"Star Trek" isn't just a venue for discussing politics or religion. It has also inspired many people to become scientists and engineers. Technology from the show has played a pivotal role in shaping our modern-day devices, from the smartphone to the tablet to voice recognition and command software. The big question for the new "Star Trek" is, what kind of technology can Kurtzman introduce into the franchise that will give real-world people something fresh to dream about and tell us something new about the fictional universe?

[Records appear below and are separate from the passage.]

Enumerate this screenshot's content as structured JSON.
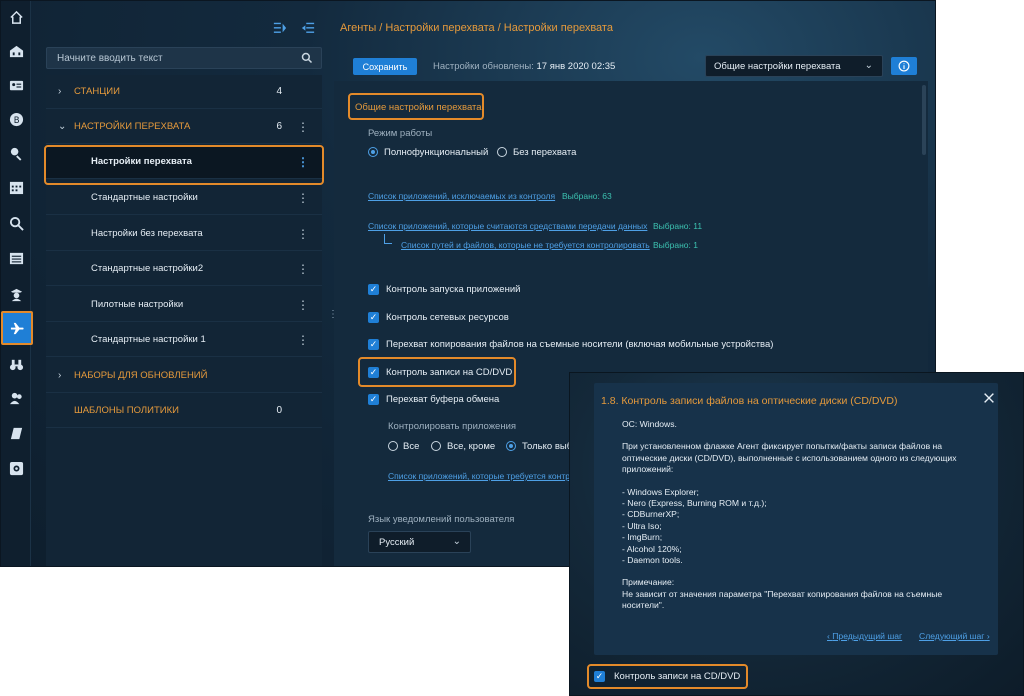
{
  "breadcrumb": "Агенты / Настройки перехвата / Настройки перехвата",
  "search": {
    "placeholder": "Начните вводить текст"
  },
  "tree": {
    "groups": [
      {
        "label": "СТАНЦИИ",
        "count": "4"
      },
      {
        "label": "НАСТРОЙКИ ПЕРЕХВАТА",
        "count": "6"
      },
      {
        "label": "НАБОРЫ ДЛЯ ОБНОВЛЕНИЙ",
        "count": ""
      },
      {
        "label": "ШАБЛОНЫ ПОЛИТИКИ",
        "count": "0"
      }
    ],
    "items": [
      "Настройки перехвата",
      "Стандартные настройки",
      "Настройки без перехвата",
      "Стандартные настройки2",
      "Пилотные настройки",
      "Стандартные настройки 1"
    ]
  },
  "toolbar": {
    "save_label": "Сохранить",
    "updated_label": "Настройки обновлены:",
    "updated_value": "17 янв 2020 02:35",
    "section_select": "Общие настройки перехвата"
  },
  "form": {
    "section_title": "Общие настройки перехвата",
    "mode_label": "Режим работы",
    "mode_options": [
      "Полнофункциональный",
      "Без перехвата"
    ],
    "links": [
      {
        "text": "Список приложений, исключаемых из контроля",
        "selected": "Выбрано: 63"
      },
      {
        "text": "Список приложений, которые считаются средствами передачи данных",
        "selected": "Выбрано: 11"
      },
      {
        "text": "Список путей и файлов, которые не требуется контролировать",
        "selected": "Выбрано: 1"
      }
    ],
    "checkboxes": [
      "Контроль запуска приложений",
      "Контроль сетевых ресурсов",
      "Перехват копирования файлов на съемные носители (включая мобильные устройства)",
      "Контроль записи на CD/DVD",
      "Перехват буфера обмена"
    ],
    "apps_label": "Контролировать приложения",
    "apps_options": [
      "Все",
      "Все, кроме",
      "Только выбр"
    ],
    "apps_link": "Список приложений, которые требуется контр",
    "lang_label": "Язык уведомлений пользователя",
    "lang_value": "Русский"
  },
  "help": {
    "title": "1.8. Контроль записи файлов на оптические диски (CD/DVD)",
    "os": "ОС: Windows.",
    "intro": "При установленном флажке Агент фиксирует попытки/факты записи файлов на оптические диски (CD/DVD), выполненные с использованием одного из следующих приложений:",
    "apps": [
      "- Windows Explorer;",
      "- Nero (Express, Burning ROM и т.д.);",
      "- CDBurnerXP;",
      "- Ultra Iso;",
      "- ImgBurn;",
      "- Alcohol 120%;",
      "- Daemon tools."
    ],
    "note_title": "Примечание:",
    "note_text": "Не зависит от значения параметра \"Перехват копирования файлов на съемные носители\".",
    "prev": "Предыдущий шаг",
    "next": "Следующий шаг",
    "checkbox_label": "Контроль записи на CD/DVD"
  }
}
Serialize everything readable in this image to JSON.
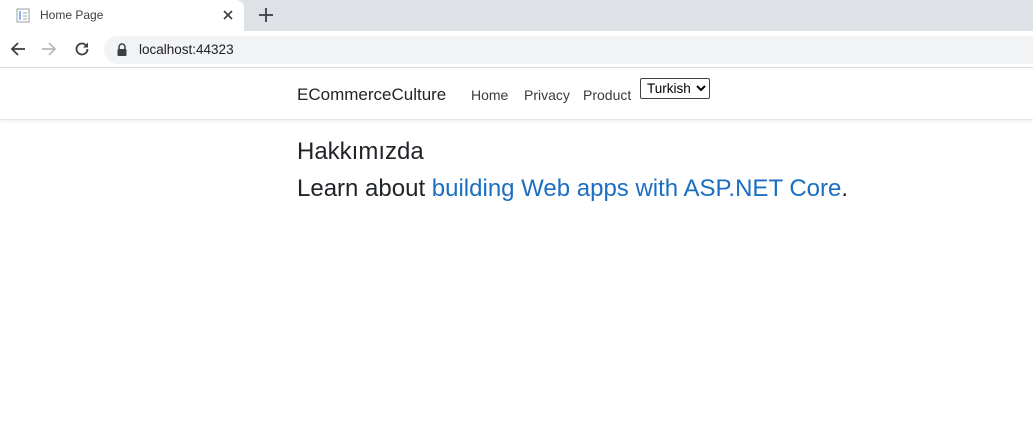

Herein lies a thorny problem. Kurtzman can't make reference to the replicator, the holodeck or any of the technologies that show up in "The Next Generation" or subsequent series. Why? Because at our current point in the alternate timeline, these technologies are still in the distant future, if they get created at all, thanks to the disruption in time that led to the events of the 2009 "Star Trek" film.

What the new "Star Trek" should really do

From all this, we look ahead to a few things. First, each episode should be part of a serialized, season-long story, rather than a forgettable standalone episode that tackles a monster of the week.

Second, in keeping with the more serious drama viewers have become accustomed to in other shows, the new "Star Trek" shouldn't shy away from darker subjects.

Third, perhaps it should consider a setting like the 2150s-era Earth-Romulan War, a period in "Star Trek" history that's relatively unexplored in the original timeline and completely uncharted when it comes to the rebooted universe (the events that cause the new universe to be created don't take place until the 23rd century). While a return to the 24th-century world of "The Next Generation" would be welcome, extending the original universe even further, Kurtzman's real-world connection to the Abrams reboots makes it hard for him to ignore the alternate timeline.

In the Romulan war, Kurtzman has the opportunity to produce new stories in his own style while avoiding divisions in fan loyalty between either universe. The war lends a dramatic backdrop to events that occur to the new ship and crew, gives them a reason to act, and places them early enough in Earth's spacefaring history that the show's creators could explore humanity's initial interactions with other Federation species and the emergence of the Federation itself, along with all the messy politics, economics and diplomacy that implies.

[Star Trek isn't actually coming back to TV. It's coming to CBS's streaming service.]

Earth at war, but in the teething years of the Federation, could offer both darkness and light, combining the grim realities of an interstellar conflict with the hope for an enlightened, organized future when security is guaranteed by a galactic alliance of peace-loving people.

What's more, establishing Romulans as the villain would make the show more accessible to series newcomers, many of whom will remember that it was a 24-century Romulan that served as the principal bad guy in the 2009 Star Trek film.

Prequels carry their dangers. One of the big challenges that "Star Trek: Enterprise" had, as a show that told the story of  Kirk's forbears, was that it failed to create meaningful dramatic tension. Viewers already knew from watching "The Next Generation" and "Deep Space 9" how things would turn out.

The difference here is that with Kurtzman leading the new "Star Trek" show, viewers can never be truly certain what the future timeline holds. Kurtzman may be perfectly happy to create speculation among fans as to which history he's really writing for. In this part of the "Star Trek" timeline, Kurtzman enjoys the most creative freedom and the fewest restrictions imposed by canon.

So, when does the new "Star Trek" take place? In the alternate universe, or the prime universe? As I said before, it's a question the show producers will need to answer, but not necessarily out loud.